ATLANTA — Hindsight shows that refusing to order churches to shut down at the height of the COVID-19 pandemic was the right move, Gov. Brian Kemp said Tuesday.

“I’m glad we never wavered on that,” Kemp told some 200 Georgia Baptist pastors gathered at the Capitol for an annual prayer breakfast. “If there was ever a time people needed to worship, that was the time.”

Kemp has been a favorite among leaders of the Georgia Baptist Convention, the state’s largest religious group with some 1.4 million members, because he has stood with them on key moral and biblical issues, including in the fight to halt abortion, to implement adoption and foster care reform, and to wipe out human trafficking.

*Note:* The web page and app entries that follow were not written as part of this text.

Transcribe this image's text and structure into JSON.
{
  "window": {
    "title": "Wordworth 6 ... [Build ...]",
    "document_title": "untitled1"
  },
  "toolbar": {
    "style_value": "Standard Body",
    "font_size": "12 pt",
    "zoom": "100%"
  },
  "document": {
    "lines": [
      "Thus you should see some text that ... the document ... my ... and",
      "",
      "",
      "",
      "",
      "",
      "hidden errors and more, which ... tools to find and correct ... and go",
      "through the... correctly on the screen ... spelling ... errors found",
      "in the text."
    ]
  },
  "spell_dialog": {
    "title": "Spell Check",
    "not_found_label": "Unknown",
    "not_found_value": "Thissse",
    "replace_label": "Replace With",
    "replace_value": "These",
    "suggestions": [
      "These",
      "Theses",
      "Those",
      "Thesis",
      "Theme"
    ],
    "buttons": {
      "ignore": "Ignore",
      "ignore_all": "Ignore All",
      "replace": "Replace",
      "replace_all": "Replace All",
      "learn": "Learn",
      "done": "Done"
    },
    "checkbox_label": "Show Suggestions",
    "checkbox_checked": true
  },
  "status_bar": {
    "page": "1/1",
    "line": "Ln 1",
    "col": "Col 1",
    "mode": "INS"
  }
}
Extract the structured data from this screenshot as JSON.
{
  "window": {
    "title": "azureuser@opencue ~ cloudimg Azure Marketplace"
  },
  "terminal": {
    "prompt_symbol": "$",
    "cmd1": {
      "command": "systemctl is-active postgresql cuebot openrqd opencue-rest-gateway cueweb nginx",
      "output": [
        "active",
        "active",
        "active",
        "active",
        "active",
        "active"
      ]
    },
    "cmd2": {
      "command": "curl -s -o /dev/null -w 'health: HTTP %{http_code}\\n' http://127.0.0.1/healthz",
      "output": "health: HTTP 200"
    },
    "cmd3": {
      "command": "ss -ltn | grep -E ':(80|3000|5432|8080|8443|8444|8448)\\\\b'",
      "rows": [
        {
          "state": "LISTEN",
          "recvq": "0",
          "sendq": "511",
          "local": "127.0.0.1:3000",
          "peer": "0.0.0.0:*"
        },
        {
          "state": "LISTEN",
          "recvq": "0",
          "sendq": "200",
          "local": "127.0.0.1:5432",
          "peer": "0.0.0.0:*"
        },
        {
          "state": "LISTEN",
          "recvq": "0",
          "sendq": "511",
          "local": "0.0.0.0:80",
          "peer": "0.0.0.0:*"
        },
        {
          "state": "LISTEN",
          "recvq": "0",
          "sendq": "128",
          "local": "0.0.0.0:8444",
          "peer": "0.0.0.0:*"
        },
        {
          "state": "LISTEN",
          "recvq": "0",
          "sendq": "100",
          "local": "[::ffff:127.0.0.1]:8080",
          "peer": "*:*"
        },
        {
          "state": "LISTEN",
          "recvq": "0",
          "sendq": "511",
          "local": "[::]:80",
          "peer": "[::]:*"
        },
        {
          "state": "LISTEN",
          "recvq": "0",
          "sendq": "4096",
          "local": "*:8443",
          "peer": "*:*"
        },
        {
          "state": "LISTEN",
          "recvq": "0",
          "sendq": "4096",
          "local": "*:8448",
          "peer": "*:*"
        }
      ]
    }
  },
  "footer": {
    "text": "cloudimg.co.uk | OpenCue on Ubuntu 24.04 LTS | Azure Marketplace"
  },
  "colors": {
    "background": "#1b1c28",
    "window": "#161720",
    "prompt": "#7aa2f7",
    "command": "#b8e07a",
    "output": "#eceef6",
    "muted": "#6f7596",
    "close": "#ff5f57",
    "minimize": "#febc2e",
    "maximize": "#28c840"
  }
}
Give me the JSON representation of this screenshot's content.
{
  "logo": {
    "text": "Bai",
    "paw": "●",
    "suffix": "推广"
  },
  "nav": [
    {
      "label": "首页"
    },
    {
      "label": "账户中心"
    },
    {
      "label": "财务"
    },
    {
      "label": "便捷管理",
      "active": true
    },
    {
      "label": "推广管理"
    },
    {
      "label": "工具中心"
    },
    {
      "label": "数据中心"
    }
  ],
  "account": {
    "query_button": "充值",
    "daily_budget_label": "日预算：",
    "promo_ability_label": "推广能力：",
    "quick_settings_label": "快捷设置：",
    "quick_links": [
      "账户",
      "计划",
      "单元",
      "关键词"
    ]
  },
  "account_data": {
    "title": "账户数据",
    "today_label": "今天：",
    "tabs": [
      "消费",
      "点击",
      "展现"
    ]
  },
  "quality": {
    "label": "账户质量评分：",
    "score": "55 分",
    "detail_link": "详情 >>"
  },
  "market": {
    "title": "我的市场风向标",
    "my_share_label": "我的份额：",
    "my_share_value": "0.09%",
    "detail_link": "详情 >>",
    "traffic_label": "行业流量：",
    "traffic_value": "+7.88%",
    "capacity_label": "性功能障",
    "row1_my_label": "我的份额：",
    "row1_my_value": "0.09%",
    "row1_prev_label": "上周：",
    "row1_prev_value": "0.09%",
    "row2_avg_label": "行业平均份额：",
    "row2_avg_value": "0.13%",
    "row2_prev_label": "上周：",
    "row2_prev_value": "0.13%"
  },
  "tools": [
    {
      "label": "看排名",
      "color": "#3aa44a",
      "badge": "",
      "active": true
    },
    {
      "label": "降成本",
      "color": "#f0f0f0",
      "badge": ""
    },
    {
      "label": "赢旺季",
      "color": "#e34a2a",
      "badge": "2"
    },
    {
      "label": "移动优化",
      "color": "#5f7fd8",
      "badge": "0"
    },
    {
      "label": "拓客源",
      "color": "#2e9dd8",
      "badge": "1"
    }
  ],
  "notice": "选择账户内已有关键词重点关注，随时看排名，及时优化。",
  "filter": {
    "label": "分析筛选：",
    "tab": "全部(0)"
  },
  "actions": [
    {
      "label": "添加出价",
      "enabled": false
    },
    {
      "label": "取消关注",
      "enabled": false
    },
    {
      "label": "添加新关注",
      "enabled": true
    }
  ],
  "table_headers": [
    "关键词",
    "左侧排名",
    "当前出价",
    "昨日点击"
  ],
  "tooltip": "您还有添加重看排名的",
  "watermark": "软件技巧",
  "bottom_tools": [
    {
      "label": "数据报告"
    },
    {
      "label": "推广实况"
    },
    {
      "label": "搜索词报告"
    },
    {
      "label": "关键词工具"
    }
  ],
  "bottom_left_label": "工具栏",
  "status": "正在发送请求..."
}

The Republican governor, now in his second term, faced national criticism for refusing to order churches closed in 2020, like governors of other states had done. He thanked Georgia Baptist for standing with him on  that and other  biblical, moral and ethical issues.

Kemp drew applause when he talked about his administration’s efforts to protect unborn babies by pushing for the state’s so-called heartbeat law and the continuing legal fights in the wake of the U.S. Supreme Court’s decision to overturn Roe v. Wade.

“We knew then and we know now that it’s going to be a long battle,” he said. “We have not wavered. We’ve been steady.”

The Georgia Baptist Mission Board invites pastors to the Capitol each February to hear firsthand about issues impacting the state and to interact with elected leaders and policymakers. That included former Atlanta fire chief Kelvin Cochran, a hero in evangelical circles for having taken on the city of Atlanta in a high-profile religious freedom case.

Cochran, who had been fired after writing a Christian book for a men’s Bible study, is now a vice president at Alliance Defending Freedom, a national organization that provides legal representation to people facing religious discrimination.

Cochran is among the long list of people Alliance Defending Freedom has represented. Cochran settled his case with the city for $1.2 million in 2018 in a move that widely heralded as a victory for religious freedom.

“Our backs are not against the wall,” he told the pastors. “We are not at the end of our rope. Throwing in the towel is not an option.”

Mike Griffin, the Mission Board’s public affairs representative who organized Tuesday’s event, said it’s crucial that Christian leaders be involved in the political process, because, he said, “the lifechanging witness of the gospel needs to be everywhere,” including the state Capitol.

Georgia Baptists understand the need to speak biblical truth to the men and women in the Capitol who are making decisions that impact everyone in the state, said W. Thomas Hammond Jr., executive director of the Mission Board.

Hammond said he’s glad Georgia Baptist church leaders continue to refuse to back down issues that matter most.

“Billy Graham once said that when a man of faith and courage stands up he stiffens the spine of everyone around him,” Hammond said. “I believe with all my heart that this room is filled with those who have faith and courage.”